**TASK TO CARRY OUT**
Leaving out the pictures, write the following records exactly as they read.

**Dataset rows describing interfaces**
* * *

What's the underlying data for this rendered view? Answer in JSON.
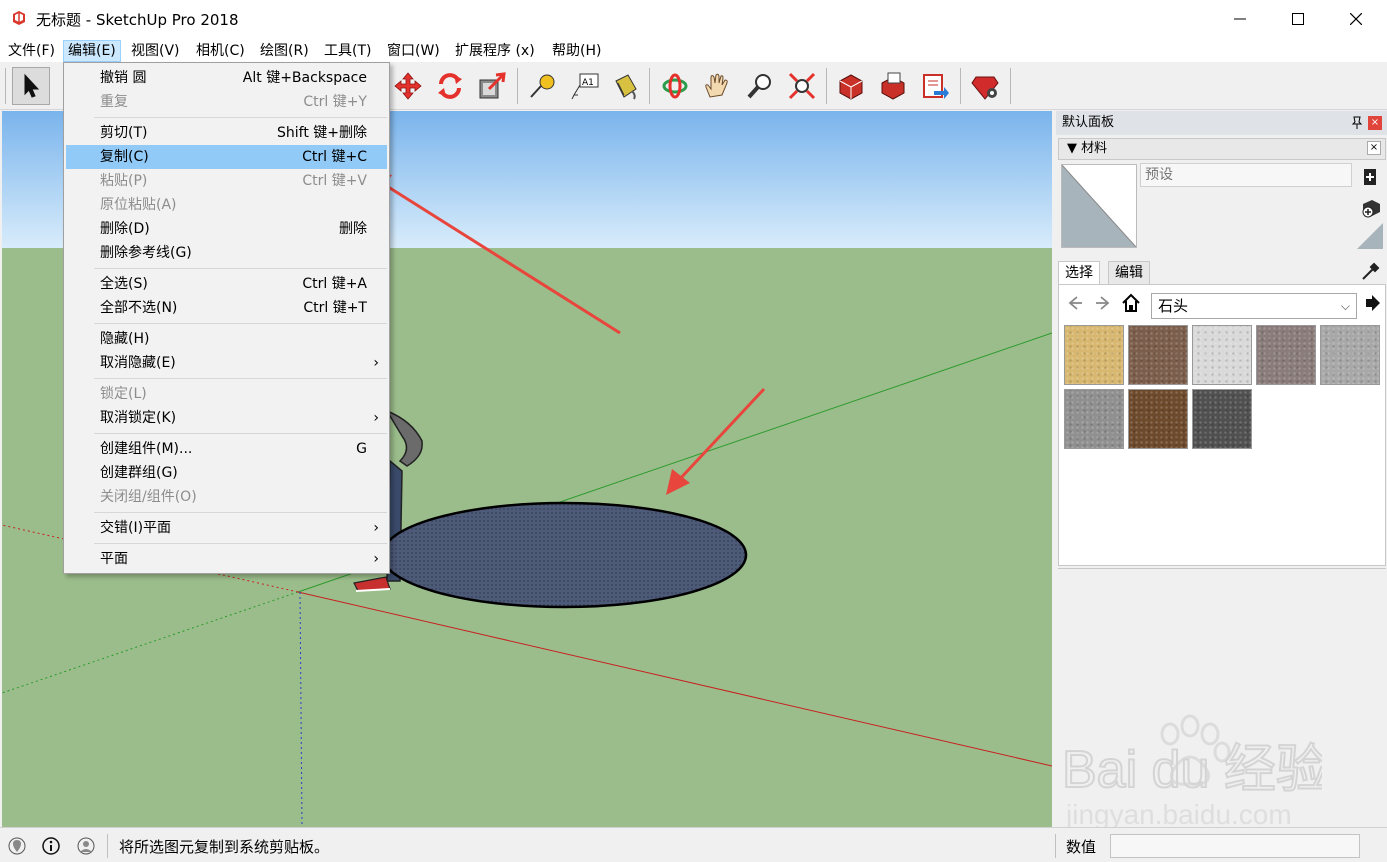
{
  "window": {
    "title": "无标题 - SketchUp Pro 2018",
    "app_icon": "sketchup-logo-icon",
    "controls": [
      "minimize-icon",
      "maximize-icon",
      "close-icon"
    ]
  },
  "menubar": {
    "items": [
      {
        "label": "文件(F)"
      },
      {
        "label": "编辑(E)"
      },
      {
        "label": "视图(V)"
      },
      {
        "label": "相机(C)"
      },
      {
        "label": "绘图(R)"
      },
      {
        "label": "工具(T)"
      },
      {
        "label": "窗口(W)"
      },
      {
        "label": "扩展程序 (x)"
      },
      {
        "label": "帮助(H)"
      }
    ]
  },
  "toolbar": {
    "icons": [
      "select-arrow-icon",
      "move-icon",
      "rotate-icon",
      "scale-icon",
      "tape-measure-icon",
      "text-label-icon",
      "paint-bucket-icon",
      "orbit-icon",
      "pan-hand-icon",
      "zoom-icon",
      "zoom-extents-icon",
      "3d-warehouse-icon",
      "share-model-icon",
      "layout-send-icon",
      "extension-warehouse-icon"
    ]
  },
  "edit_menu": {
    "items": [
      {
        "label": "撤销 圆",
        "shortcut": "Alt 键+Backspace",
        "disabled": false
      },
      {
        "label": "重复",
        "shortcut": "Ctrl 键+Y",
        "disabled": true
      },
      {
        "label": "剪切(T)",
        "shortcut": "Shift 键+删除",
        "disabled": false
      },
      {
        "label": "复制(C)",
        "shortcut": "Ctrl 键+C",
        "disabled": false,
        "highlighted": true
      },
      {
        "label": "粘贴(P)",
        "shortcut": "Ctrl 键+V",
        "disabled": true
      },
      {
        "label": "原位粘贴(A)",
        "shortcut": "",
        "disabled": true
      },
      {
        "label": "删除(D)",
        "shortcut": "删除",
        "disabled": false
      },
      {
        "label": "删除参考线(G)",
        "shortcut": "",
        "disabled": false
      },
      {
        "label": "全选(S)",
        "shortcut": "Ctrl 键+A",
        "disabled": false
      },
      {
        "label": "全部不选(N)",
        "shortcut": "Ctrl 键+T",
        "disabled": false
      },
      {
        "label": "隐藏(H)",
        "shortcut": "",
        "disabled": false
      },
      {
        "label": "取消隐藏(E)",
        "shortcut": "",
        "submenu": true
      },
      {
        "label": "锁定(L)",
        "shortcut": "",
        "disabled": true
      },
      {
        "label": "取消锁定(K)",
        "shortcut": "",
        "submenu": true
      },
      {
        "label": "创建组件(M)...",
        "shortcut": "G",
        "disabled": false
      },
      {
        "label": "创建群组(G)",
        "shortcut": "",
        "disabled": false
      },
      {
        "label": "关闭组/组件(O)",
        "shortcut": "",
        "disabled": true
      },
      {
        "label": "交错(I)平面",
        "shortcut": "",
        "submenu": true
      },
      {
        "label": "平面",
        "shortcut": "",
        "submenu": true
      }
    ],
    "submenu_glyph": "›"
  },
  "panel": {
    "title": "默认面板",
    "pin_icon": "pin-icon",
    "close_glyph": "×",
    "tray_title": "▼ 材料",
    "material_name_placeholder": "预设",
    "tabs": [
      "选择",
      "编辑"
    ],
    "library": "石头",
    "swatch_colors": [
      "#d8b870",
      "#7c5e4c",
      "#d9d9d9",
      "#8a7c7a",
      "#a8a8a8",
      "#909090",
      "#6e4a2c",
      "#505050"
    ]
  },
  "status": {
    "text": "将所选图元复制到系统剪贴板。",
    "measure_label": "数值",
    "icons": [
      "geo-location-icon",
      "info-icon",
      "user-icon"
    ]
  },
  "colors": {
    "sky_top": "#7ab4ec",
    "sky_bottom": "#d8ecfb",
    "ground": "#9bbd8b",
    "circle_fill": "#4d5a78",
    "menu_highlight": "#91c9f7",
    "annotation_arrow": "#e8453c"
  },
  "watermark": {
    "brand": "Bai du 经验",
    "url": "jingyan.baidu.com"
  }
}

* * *

**ANSWER TO THE PROBLEM**
What's the underlying data for this rendered view? Answer in JSON.
{
  "window": {
    "title": "无标题 - SketchUp Pro 2018",
    "app_icon": "sketchup-logo-icon",
    "controls": [
      "minimize-icon",
      "maximize-icon",
      "close-icon"
    ]
  },
  "menubar": {
    "items": [
      {
        "label": "文件(F)"
      },
      {
        "label": "编辑(E)"
      },
      {
        "label": "视图(V)"
      },
      {
        "label": "相机(C)"
      },
      {
        "label": "绘图(R)"
      },
      {
        "label": "工具(T)"
      },
      {
        "label": "窗口(W)"
      },
      {
        "label": "扩展程序 (x)"
      },
      {
        "label": "帮助(H)"
      }
    ]
  },
  "toolbar": {
    "icons": [
      "select-arrow-icon",
      "move-icon",
      "rotate-icon",
      "scale-icon",
      "tape-measure-icon",
      "text-label-icon",
      "paint-bucket-icon",
      "orbit-icon",
      "pan-hand-icon",
      "zoom-icon",
      "zoom-extents-icon",
      "3d-warehouse-icon",
      "share-model-icon",
      "layout-send-icon",
      "extension-warehouse-icon"
    ]
  },
  "edit_menu": {
    "items": [
      {
        "label": "撤销 圆",
        "shortcut": "Alt 键+Backspace",
        "disabled": false
      },
      {
        "label": "重复",
        "shortcut": "Ctrl 键+Y",
        "disabled": true
      },
      {
        "label": "剪切(T)",
        "shortcut": "Shift 键+删除",
        "disabled": false
      },
      {
        "label": "复制(C)",
        "shortcut": "Ctrl 键+C",
        "disabled": false,
        "highlighted": true
      },
      {
        "label": "粘贴(P)",
        "shortcut": "Ctrl 键+V",
        "disabled": true
      },
      {
        "label": "原位粘贴(A)",
        "shortcut": "",
        "disabled": true
      },
      {
        "label": "删除(D)",
        "shortcut": "删除",
        "disabled": false
      },
      {
        "label": "删除参考线(G)",
        "shortcut": "",
        "disabled": false
      },
      {
        "label": "全选(S)",
        "shortcut": "Ctrl 键+A",
        "disabled": false
      },
      {
        "label": "全部不选(N)",
        "shortcut": "Ctrl 键+T",
        "disabled": false
      },
      {
        "label": "隐藏(H)",
        "shortcut": "",
        "disabled": false
      },
      {
        "label": "取消隐藏(E)",
        "shortcut": "",
        "submenu": true
      },
      {
        "label": "锁定(L)",
        "shortcut": "",
        "disabled": true
      },
      {
        "label": "取消锁定(K)",
        "shortcut": "",
        "submenu": true
      },
      {
        "label": "创建组件(M)...",
        "shortcut": "G",
        "disabled": false
      },
      {
        "label": "创建群组(G)",
        "shortcut": "",
        "disabled": false
      },
      {
        "label": "关闭组/组件(O)",
        "shortcut": "",
        "disabled": true
      },
      {
        "label": "交错(I)平面",
        "shortcut": "",
        "submenu": true
      },
      {
        "label": "平面",
        "shortcut": "",
        "submenu": true
      }
    ],
    "submenu_glyph": "›"
  },
  "panel": {
    "title": "默认面板",
    "pin_icon": "pin-icon",
    "close_glyph": "×",
    "tray_title": "▼ 材料",
    "material_name_placeholder": "预设",
    "tabs": [
      "选择",
      "编辑"
    ],
    "library": "石头",
    "swatch_colors": [
      "#d8b870",
      "#7c5e4c",
      "#d9d9d9",
      "#8a7c7a",
      "#a8a8a8",
      "#909090",
      "#6e4a2c",
      "#505050"
    ]
  },
  "status": {
    "text": "将所选图元复制到系统剪贴板。",
    "measure_label": "数值",
    "icons": [
      "geo-location-icon",
      "info-icon",
      "user-icon"
    ]
  },
  "colors": {
    "sky_top": "#7ab4ec",
    "sky_bottom": "#d8ecfb",
    "ground": "#9bbd8b",
    "circle_fill": "#4d5a78",
    "menu_highlight": "#91c9f7",
    "annotation_arrow": "#e8453c"
  },
  "watermark": {
    "brand": "Bai du 经验",
    "url": "jingyan.baidu.com"
  }
}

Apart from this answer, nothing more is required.